My mom made sure we visited our cousins, traveled with them, spent time with our only living grandmother at the time, who recently passed, and kept us happy and comfortable. Regardless of small inconveniences like the electricity going out every now and then or having vendors spike prices for us because of our “foreign accents,” nobody looked at us differently there. My mom didn’t have to worry about someone shouting at us in the streets telling us to go back where we came from or having to spell out and say our names slowly for people to understand.
Or worse, my mother didn’t have to worry about any of us getting attacked at the mosque. We didn’t worry about speaking Arabic in public or getting in trouble for doing so. We felt like we could be ourselves. My strong mother went back to see her family—back to her home, only to come back to the US after the summer and face the same struggles that I would soon face as a Muslim and Arab mother: Raising bilingual children, balancing school work and after school activities like Arabic, trying to figure out how we can fast during Ramadan at school.
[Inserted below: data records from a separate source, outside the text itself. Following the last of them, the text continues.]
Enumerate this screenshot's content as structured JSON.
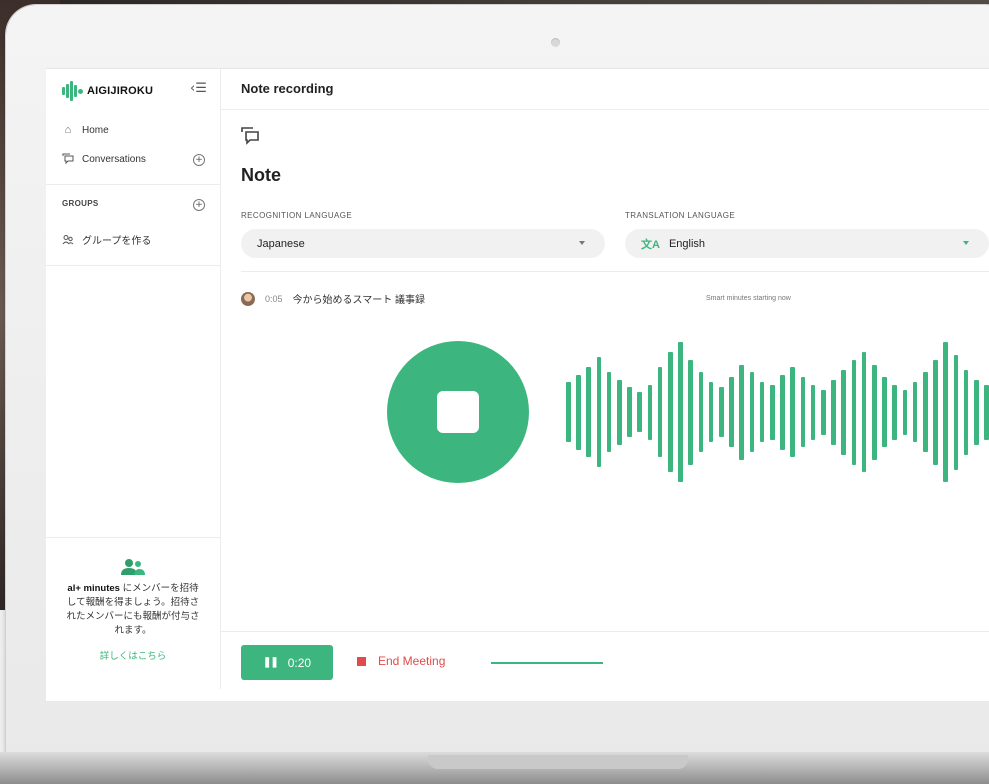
{
  "app": {
    "brand": "AIGIJIROKU",
    "accent_color": "#3cb57e",
    "danger_color": "#e24b4b"
  },
  "sidebar": {
    "collapse_icon": "collapse-menu-icon",
    "items": [
      {
        "label": "Home",
        "icon": "home-icon"
      },
      {
        "label": "Conversations",
        "icon": "chat-icon"
      }
    ],
    "groups_label": "GROUPS",
    "group_item": {
      "label": "グループを作る",
      "icon": "people-icon"
    },
    "promo": {
      "icon": "users-icon",
      "bold": "al+ minutes",
      "text": " にメンバーを招待して報酬を得ましょう。招待されたメンバーにも報酬が付与されます。",
      "link": "詳しくはこちら"
    }
  },
  "header": {
    "title": "Note recording"
  },
  "note": {
    "icon": "note-chat-icon",
    "title": "Note",
    "recognition": {
      "label": "RECOGNITION LANGUAGE",
      "value": "Japanese"
    },
    "translation": {
      "label": "TRANSLATION LANGUAGE",
      "value": "English",
      "icon": "translate-icon"
    }
  },
  "transcript": [
    {
      "time": "0:05",
      "text": "今から始めるスマート 議事録",
      "translation": "Smart minutes starting now"
    }
  ],
  "recorder": {
    "stop_icon": "stop-icon"
  },
  "controls": {
    "timer": "0:20",
    "pause_icon": "pause-icon",
    "end_label": "End Meeting"
  }
}
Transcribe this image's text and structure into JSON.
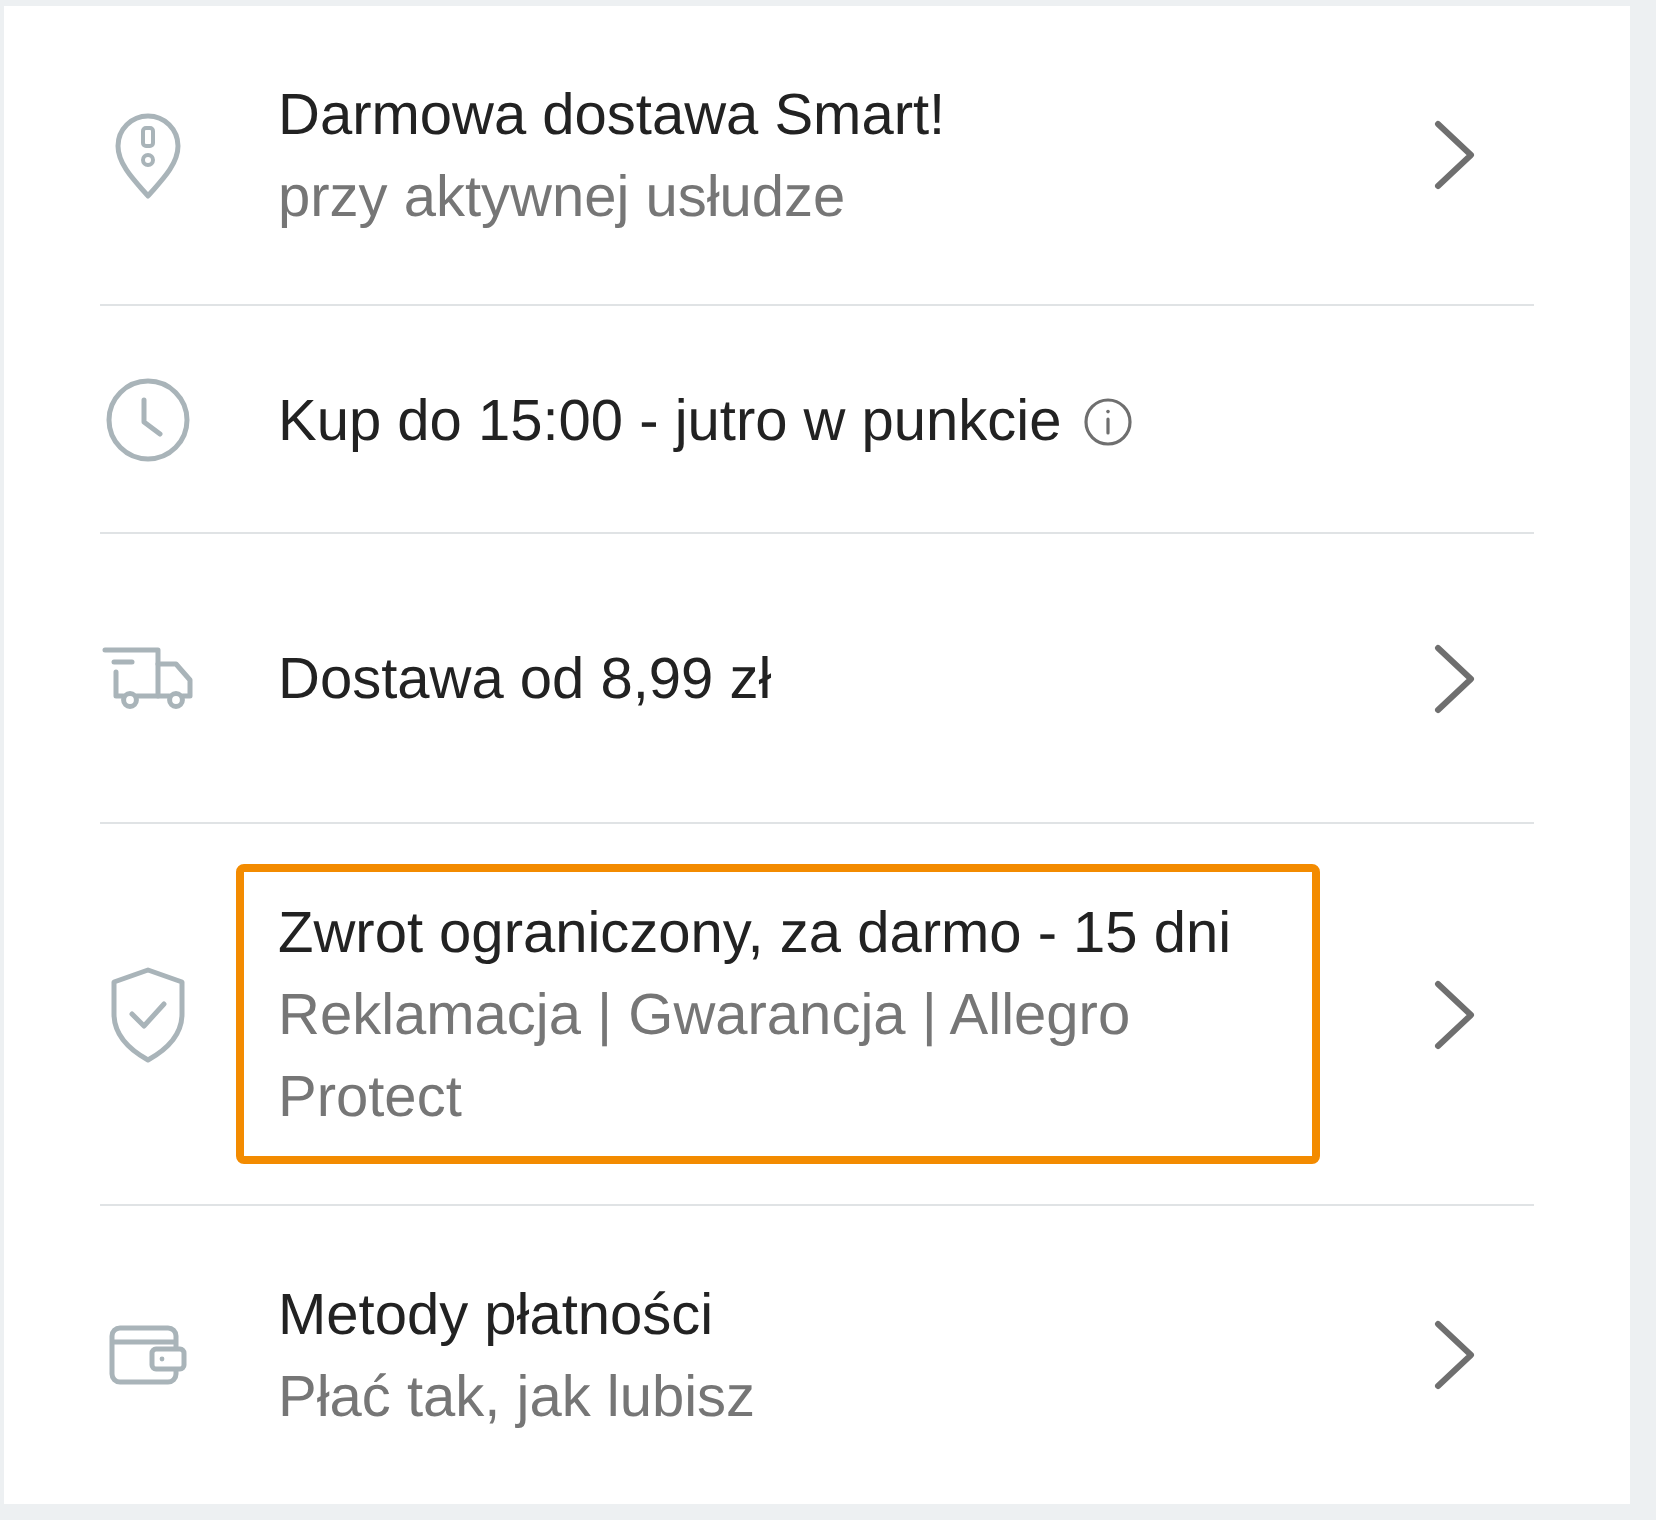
{
  "items": [
    {
      "title": "Darmowa dostawa Smart!",
      "subtitle": "przy aktywnej usłudze",
      "info": false,
      "chevron": true,
      "highlighted": false
    },
    {
      "title": "Kup do 15:00 - jutro w punkcie",
      "info": true,
      "chevron": false,
      "highlighted": false
    },
    {
      "title": "Dostawa od 8,99 zł",
      "info": false,
      "chevron": true,
      "highlighted": false
    },
    {
      "title": "Zwrot ograniczony, za darmo - 15 dni",
      "subtitle": "Reklamacja | Gwarancja | Allegro Protect",
      "info": false,
      "chevron": true,
      "highlighted": true
    },
    {
      "title": "Metody płatności",
      "subtitle": "Płać tak, jak lubisz",
      "info": false,
      "chevron": true,
      "highlighted": false
    }
  ]
}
It was too much. And she did an incredible job raising four children who will forever be grateful for her hard work and sacrifice.
Mothers are held to a high status in Islam. Prophet Muhammad (peace be upon him) said that paradise lies under the mother’s feet. Mary, the mother of Jesus, is mentioned in the Quran seventy times. Once a man came and asked the prophet who is deserving of good treatment and he responded “your mother, your mother, your mother” then “your father.”
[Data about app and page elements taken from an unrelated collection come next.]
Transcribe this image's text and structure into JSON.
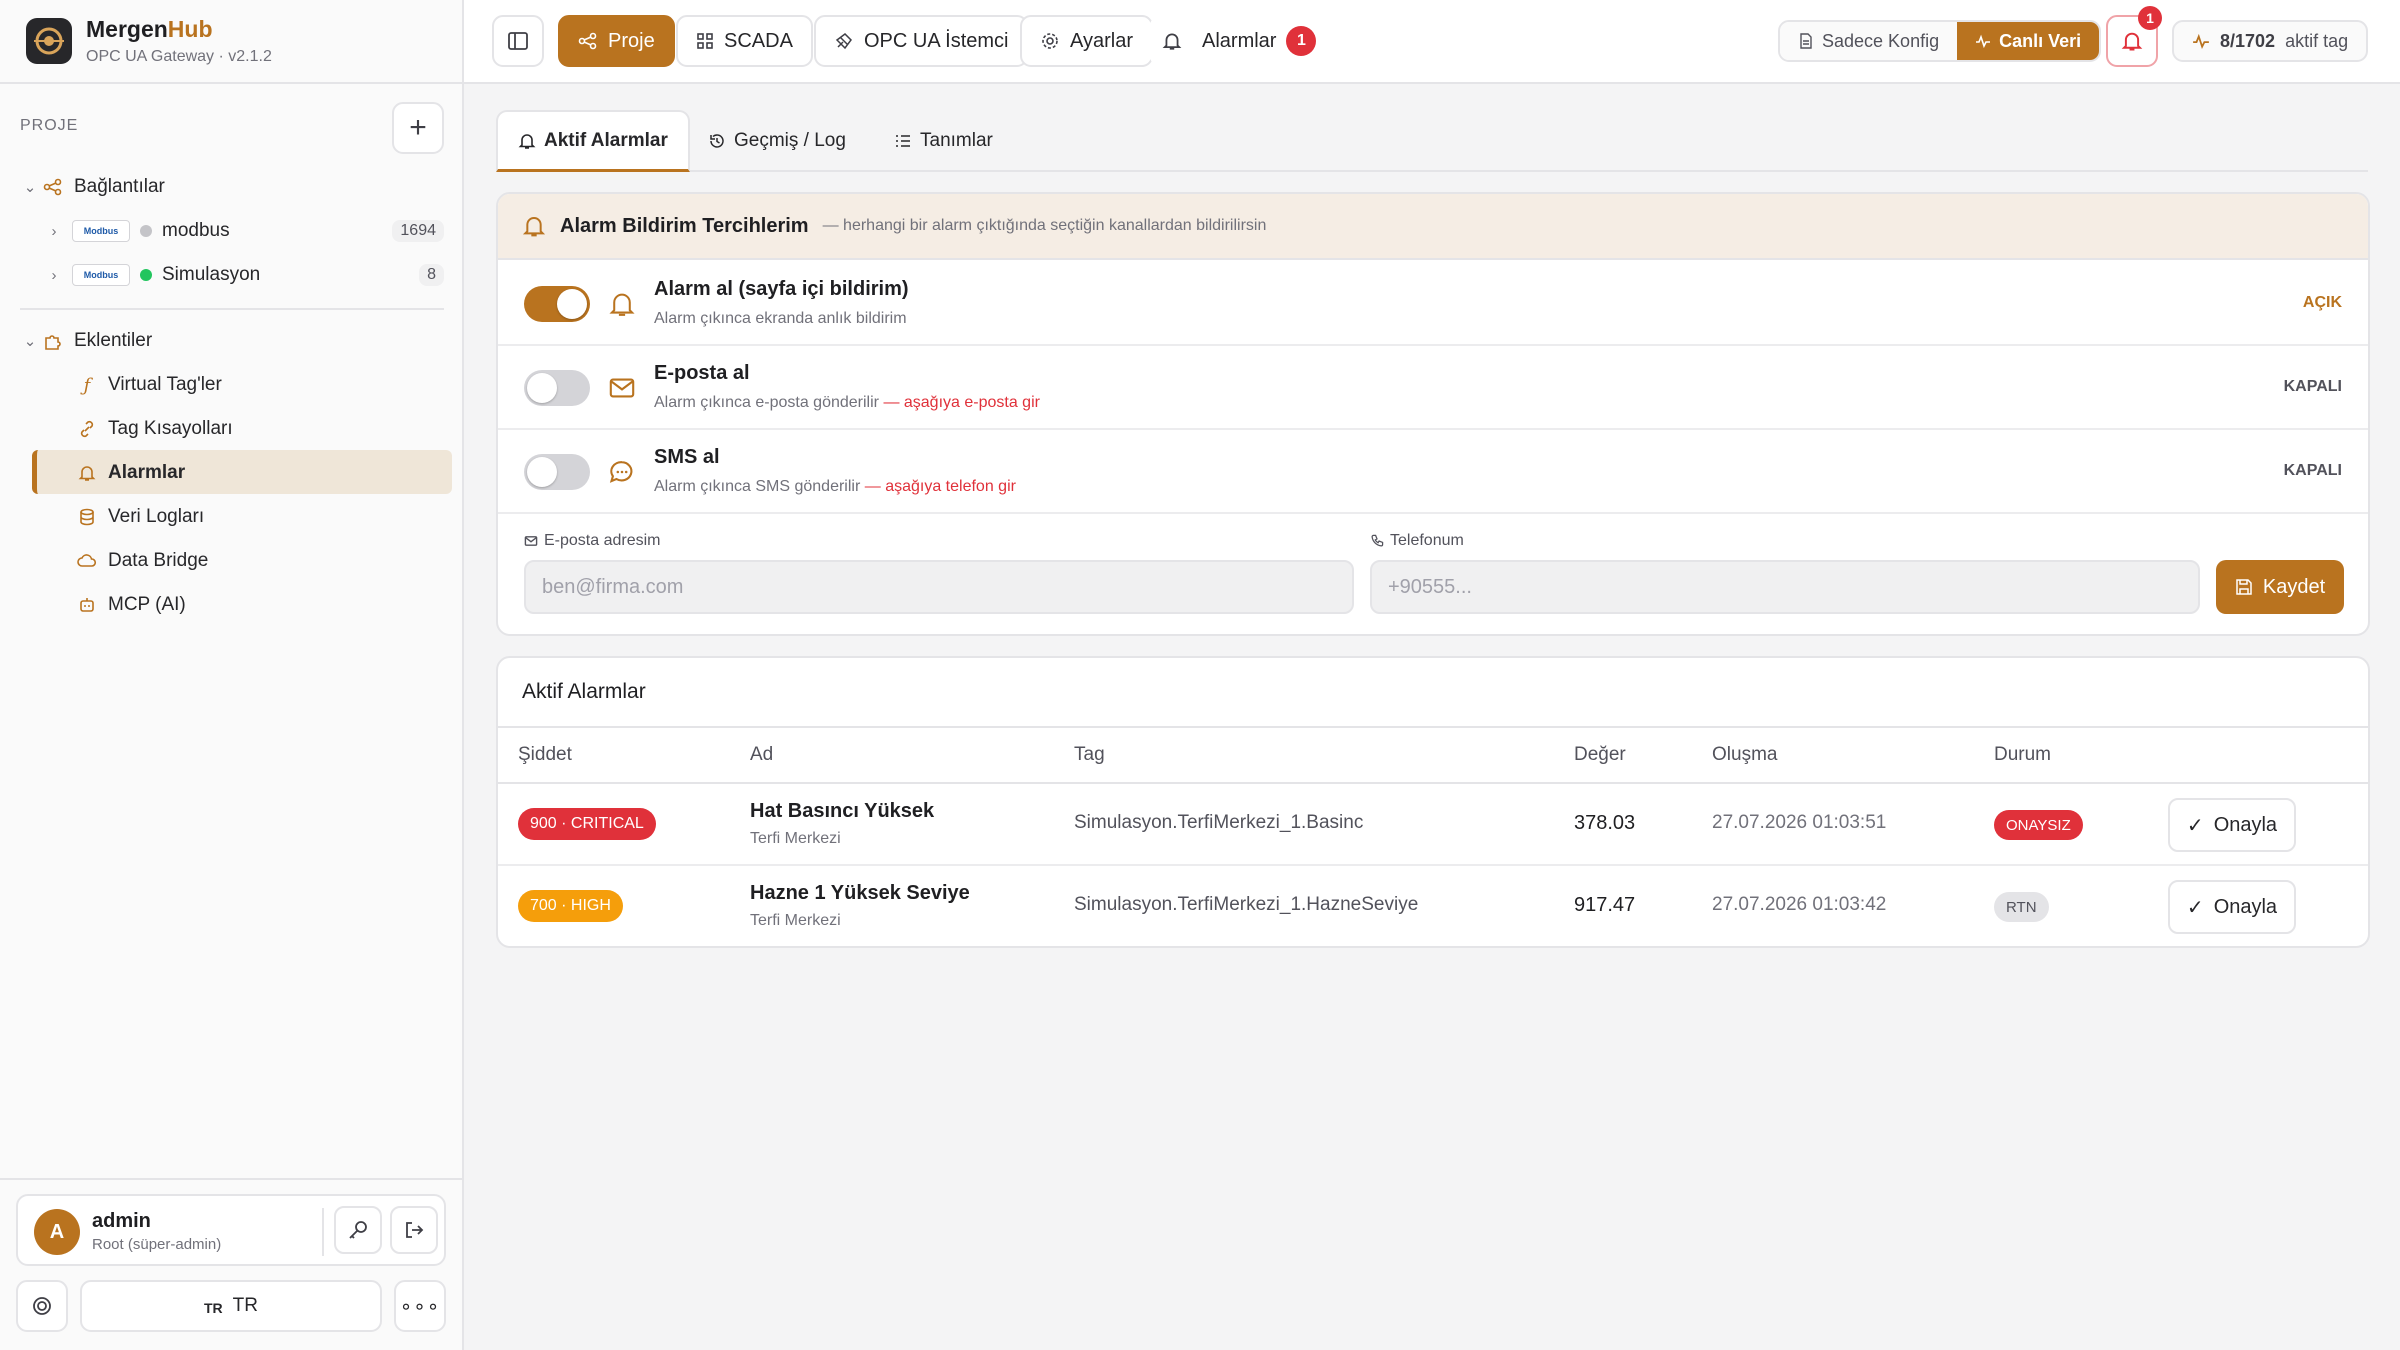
{
  "app": {
    "name_part1": "Mergen",
    "name_part2": "Hub",
    "subtitle": "OPC UA Gateway · v2.1.2"
  },
  "sidebar": {
    "section_label": "PROJE",
    "add_label": "+",
    "connections_label": "Bağlantılar",
    "connections": [
      {
        "logo_text": "Modbus",
        "name": "modbus",
        "count": "1694",
        "status": "idle"
      },
      {
        "logo_text": "Modbus",
        "name": "Simulasyon",
        "count": "8",
        "status": "online"
      }
    ],
    "plugins_label": "Eklentiler",
    "plugins": [
      {
        "label": "Virtual Tag'ler",
        "icon": "function-icon"
      },
      {
        "label": "Tag Kısayolları",
        "icon": "link-icon"
      },
      {
        "label": "Alarmlar",
        "icon": "bell-icon",
        "active": true
      },
      {
        "label": "Veri Logları",
        "icon": "database-icon"
      },
      {
        "label": "Data Bridge",
        "icon": "cloud-icon"
      },
      {
        "label": "MCP (AI)",
        "icon": "robot-icon"
      }
    ],
    "user": {
      "initial": "A",
      "name": "admin",
      "role": "Root (süper-admin)"
    },
    "lang_short": "TR",
    "lang_label": "TR"
  },
  "topbar": {
    "proje": "Proje",
    "scada": "SCADA",
    "opc_client": "OPC UA İstemci",
    "settings": "Ayarlar",
    "alarms": "Alarmlar",
    "alarms_count": "1",
    "mode_config": "Sadece Konfig",
    "mode_live": "Canlı Veri",
    "bell_count": "1",
    "tag_active": "8/1702",
    "tag_suffix": "aktif tag"
  },
  "tabs": {
    "active": "Aktif Alarmlar",
    "history": "Geçmiş / Log",
    "definitions": "Tanımlar"
  },
  "prefs": {
    "title": "Alarm Bildirim Tercihlerim",
    "desc": "— herhangi bir alarm çıktığında seçtiğin kanallardan bildirilirsin",
    "items": [
      {
        "title": "Alarm al (sayfa içi bildirim)",
        "sub": "Alarm çıkınca ekranda anlık bildirim",
        "warn": "",
        "state": "AÇIK",
        "on": true
      },
      {
        "title": "E-posta al",
        "sub": "Alarm çıkınca e-posta gönderilir",
        "warn": "— aşağıya e-posta gir",
        "state": "KAPALI",
        "on": false
      },
      {
        "title": "SMS al",
        "sub": "Alarm çıkınca SMS gönderilir",
        "warn": "— aşağıya telefon gir",
        "state": "KAPALI",
        "on": false
      }
    ],
    "email_label": "E-posta adresim",
    "email_placeholder": "ben@firma.com",
    "email_value": "",
    "phone_label": "Telefonum",
    "phone_placeholder": "+90555...",
    "phone_value": "",
    "save": "Kaydet"
  },
  "alarms": {
    "title": "Aktif Alarmlar",
    "columns": [
      "Şiddet",
      "Ad",
      "Tag",
      "Değer",
      "Oluşma",
      "Durum"
    ],
    "rows": [
      {
        "severity": "900 · CRITICAL",
        "sev_color": "#e0313a",
        "name": "Hat Basıncı Yüksek",
        "group": "Terfi Merkezi",
        "tag": "Simulasyon.TerfiMerkezi_1.Basinc",
        "value": "378.03",
        "time": "27.07.2026 01:03:51",
        "status": "ONAYSIZ",
        "ack": "Onayla"
      },
      {
        "severity": "700 · HIGH",
        "sev_color": "#f59e0b",
        "name": "Hazne 1 Yüksek Seviye",
        "group": "Terfi Merkezi",
        "tag": "Simulasyon.TerfiMerkezi_1.HazneSeviye",
        "value": "917.47",
        "time": "27.07.2026 01:03:42",
        "status": "RTN",
        "ack": "Onayla"
      }
    ]
  },
  "colors": {
    "accent": "#b9731f",
    "danger": "#e0313a",
    "warning": "#f59e0b",
    "online": "#22c55e",
    "idle": "#a1a1aa"
  }
}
Many of my friends who are second-generation immigrants or who immigrated to the US when they were young like myself have had challenges growing up and trying to balance being an American and Muslim while also maintaining our culture. And throughout the years, it’s tough. It’s draining. You try your best to figure out which friends will help them thrive, which schools to choose: Islamic school, public school, virtual school, and which Quran and Arabic classes to take. I try to advocate for my kids when I can and encourage them to be unapologetic Muslims. Many immigrant parents simply didn’t know how to advocate for their children, some didn’t speak fluent English, or came from cultures where it was not okay to question administration or schools or give their input.
Growing up, I didn’t see myself in books until I was in high school. I am so glad my kids can easily access books with characters that look like them and relate to the struggles and victories that they face. In fact, there are several books out there where Muslim moms make an impact in the books, and are therefore celebrated. My own picture book, The Arabic Quilt, illustrated by Anait Semirdhzyan, has a strong mother who is trying her best to settle in America and packs her daughter, Kanzi, her favorite Egyptian meals like kofta and shurbet ads. But Kanzi doesn’t want her hearty, fragrant meals to stand out at school and eventually asks for a peanut butter and jelly sandwich to fit in.
Further, I recently announced a new picture book, The Night Before Eid, that celebrates three generations of Egyptian-American, including a mother and grandmother who bond over holiday traditions and baking. My whole life I’ve seen Muslims and Arab women being vilified, stereotyped, and exoticized. As a Muslim and Arab mother myself, I want my own kids to see themselves in books with positive portrayals, so I’m reclaiming my narrative and stories. I will continue to celebrate and recognize Arab mothers, Muslim mothers, BIPOC mothers whenever I can. I’m grateful for others this field who have paved the way.
Some of my favorite books with strong Muslim mother/grandmother characters are My Mommy’s Khimar, The Proudest Blue, Like The Moon Loves The Sky, Meet Yasmin, That Can Be Arranged, A Place at The Table, Amira’s Picture Day, Fatima’s Great Outdoors, Laila and the Sand of Times, and Little Seeds of Promise.
Happy mother’s day to those who identify as a mother, and an especially happy mother’s day to immigrant mothers.
Aya Khalil holds a master’s degree in education and is a freelance journalist. Her debut picture book, THE ARABIC QUILT, has won numerous awards. Follow her on Instagram and Twitter..